▶ Exercise brief
When the material ends, stop; until then, set down every line exactly.

▶ Data under study
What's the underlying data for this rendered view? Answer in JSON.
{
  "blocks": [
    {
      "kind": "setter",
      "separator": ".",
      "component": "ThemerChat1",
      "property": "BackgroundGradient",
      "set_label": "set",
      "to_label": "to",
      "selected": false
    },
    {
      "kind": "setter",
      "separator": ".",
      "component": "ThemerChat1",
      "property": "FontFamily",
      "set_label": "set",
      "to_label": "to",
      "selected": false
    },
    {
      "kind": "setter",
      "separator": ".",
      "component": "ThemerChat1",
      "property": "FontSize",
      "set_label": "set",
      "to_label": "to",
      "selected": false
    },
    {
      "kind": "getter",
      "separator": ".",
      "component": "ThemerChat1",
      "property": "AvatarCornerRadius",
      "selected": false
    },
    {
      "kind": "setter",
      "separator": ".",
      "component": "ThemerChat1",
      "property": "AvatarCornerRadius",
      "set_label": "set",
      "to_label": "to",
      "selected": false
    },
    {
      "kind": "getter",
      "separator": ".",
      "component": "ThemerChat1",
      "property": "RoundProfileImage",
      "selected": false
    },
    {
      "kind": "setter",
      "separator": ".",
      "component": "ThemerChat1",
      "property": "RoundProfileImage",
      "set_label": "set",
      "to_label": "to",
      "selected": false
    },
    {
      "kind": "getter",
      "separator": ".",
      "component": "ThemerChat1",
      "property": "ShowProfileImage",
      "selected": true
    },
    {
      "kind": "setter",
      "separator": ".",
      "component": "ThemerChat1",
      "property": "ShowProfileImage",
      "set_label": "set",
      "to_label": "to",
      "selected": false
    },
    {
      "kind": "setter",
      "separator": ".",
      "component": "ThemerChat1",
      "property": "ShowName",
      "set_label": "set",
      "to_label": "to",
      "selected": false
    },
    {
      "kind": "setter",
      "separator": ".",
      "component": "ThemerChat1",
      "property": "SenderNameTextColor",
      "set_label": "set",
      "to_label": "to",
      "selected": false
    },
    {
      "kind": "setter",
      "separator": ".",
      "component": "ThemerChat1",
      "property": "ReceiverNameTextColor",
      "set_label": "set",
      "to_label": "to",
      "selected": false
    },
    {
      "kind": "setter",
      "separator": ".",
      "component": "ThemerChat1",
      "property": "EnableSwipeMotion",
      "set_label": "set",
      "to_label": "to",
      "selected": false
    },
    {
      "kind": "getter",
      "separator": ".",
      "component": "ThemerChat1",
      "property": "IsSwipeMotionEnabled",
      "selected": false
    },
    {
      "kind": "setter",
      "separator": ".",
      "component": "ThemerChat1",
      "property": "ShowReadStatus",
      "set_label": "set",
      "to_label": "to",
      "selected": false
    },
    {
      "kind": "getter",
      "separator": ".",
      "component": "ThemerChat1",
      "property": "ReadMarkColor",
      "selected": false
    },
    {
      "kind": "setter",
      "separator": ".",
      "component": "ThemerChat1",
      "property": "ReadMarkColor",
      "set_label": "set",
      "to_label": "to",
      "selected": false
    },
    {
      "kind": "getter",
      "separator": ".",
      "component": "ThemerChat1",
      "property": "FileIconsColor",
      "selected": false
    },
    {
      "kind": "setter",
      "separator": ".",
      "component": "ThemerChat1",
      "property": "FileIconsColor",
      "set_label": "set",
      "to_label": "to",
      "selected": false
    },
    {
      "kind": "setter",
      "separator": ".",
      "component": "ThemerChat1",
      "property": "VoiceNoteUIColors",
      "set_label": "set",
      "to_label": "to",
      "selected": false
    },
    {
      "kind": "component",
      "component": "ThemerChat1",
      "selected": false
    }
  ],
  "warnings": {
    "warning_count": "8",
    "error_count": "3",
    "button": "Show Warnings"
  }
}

▶ Written answer
What's the underlying data for this rendered view? Answer in JSON.
{
  "blocks": [
    {
      "kind": "setter",
      "separator": ".",
      "component": "ThemerChat1",
      "property": "BackgroundGradient",
      "set_label": "set",
      "to_label": "to",
      "selected": false
    },
    {
      "kind": "setter",
      "separator": ".",
      "component": "ThemerChat1",
      "property": "FontFamily",
      "set_label": "set",
      "to_label": "to",
      "selected": false
    },
    {
      "kind": "setter",
      "separator": ".",
      "component": "ThemerChat1",
      "property": "FontSize",
      "set_label": "set",
      "to_label": "to",
      "selected": false
    },
    {
      "kind": "getter",
      "separator": ".",
      "component": "ThemerChat1",
      "property": "AvatarCornerRadius",
      "selected": false
    },
    {
      "kind": "setter",
      "separator": ".",
      "component": "ThemerChat1",
      "property": "AvatarCornerRadius",
      "set_label": "set",
      "to_label": "to",
      "selected": false
    },
    {
      "kind": "getter",
      "separator": ".",
      "component": "ThemerChat1",
      "property": "RoundProfileImage",
      "selected": false
    },
    {
      "kind": "setter",
      "separator": ".",
      "component": "ThemerChat1",
      "property": "RoundProfileImage",
      "set_label": "set",
      "to_label": "to",
      "selected": false
    },
    {
      "kind": "getter",
      "separator": ".",
      "component": "ThemerChat1",
      "property": "ShowProfileImage",
      "selected": true
    },
    {
      "kind": "setter",
      "separator": ".",
      "component": "ThemerChat1",
      "property": "ShowProfileImage",
      "set_label": "set",
      "to_label": "to",
      "selected": false
    },
    {
      "kind": "setter",
      "separator": ".",
      "component": "ThemerChat1",
      "property": "ShowName",
      "set_label": "set",
      "to_label": "to",
      "selected": false
    },
    {
      "kind": "setter",
      "separator": ".",
      "component": "ThemerChat1",
      "property": "SenderNameTextColor",
      "set_label": "set",
      "to_label": "to",
      "selected": false
    },
    {
      "kind": "setter",
      "separator": ".",
      "component": "ThemerChat1",
      "property": "ReceiverNameTextColor",
      "set_label": "set",
      "to_label": "to",
      "selected": false
    },
    {
      "kind": "setter",
      "separator": ".",
      "component": "ThemerChat1",
      "property": "EnableSwipeMotion",
      "set_label": "set",
      "to_label": "to",
      "selected": false
    },
    {
      "kind": "getter",
      "separator": ".",
      "component": "ThemerChat1",
      "property": "IsSwipeMotionEnabled",
      "selected": false
    },
    {
      "kind": "setter",
      "separator": ".",
      "component": "ThemerChat1",
      "property": "ShowReadStatus",
      "set_label": "set",
      "to_label": "to",
      "selected": false
    },
    {
      "kind": "getter",
      "separator": ".",
      "component": "ThemerChat1",
      "property": "ReadMarkColor",
      "selected": false
    },
    {
      "kind": "setter",
      "separator": ".",
      "component": "ThemerChat1",
      "property": "ReadMarkColor",
      "set_label": "set",
      "to_label": "to",
      "selected": false
    },
    {
      "kind": "getter",
      "separator": ".",
      "component": "ThemerChat1",
      "property": "FileIconsColor",
      "selected": false
    },
    {
      "kind": "setter",
      "separator": ".",
      "component": "ThemerChat1",
      "property": "FileIconsColor",
      "set_label": "set",
      "to_label": "to",
      "selected": false
    },
    {
      "kind": "setter",
      "separator": ".",
      "component": "ThemerChat1",
      "property": "VoiceNoteUIColors",
      "set_label": "set",
      "to_label": "to",
      "selected": false
    },
    {
      "kind": "component",
      "component": "ThemerChat1",
      "selected": false
    }
  ],
  "warnings": {
    "warning_count": "8",
    "error_count": "3",
    "button": "Show Warnings"
  }
}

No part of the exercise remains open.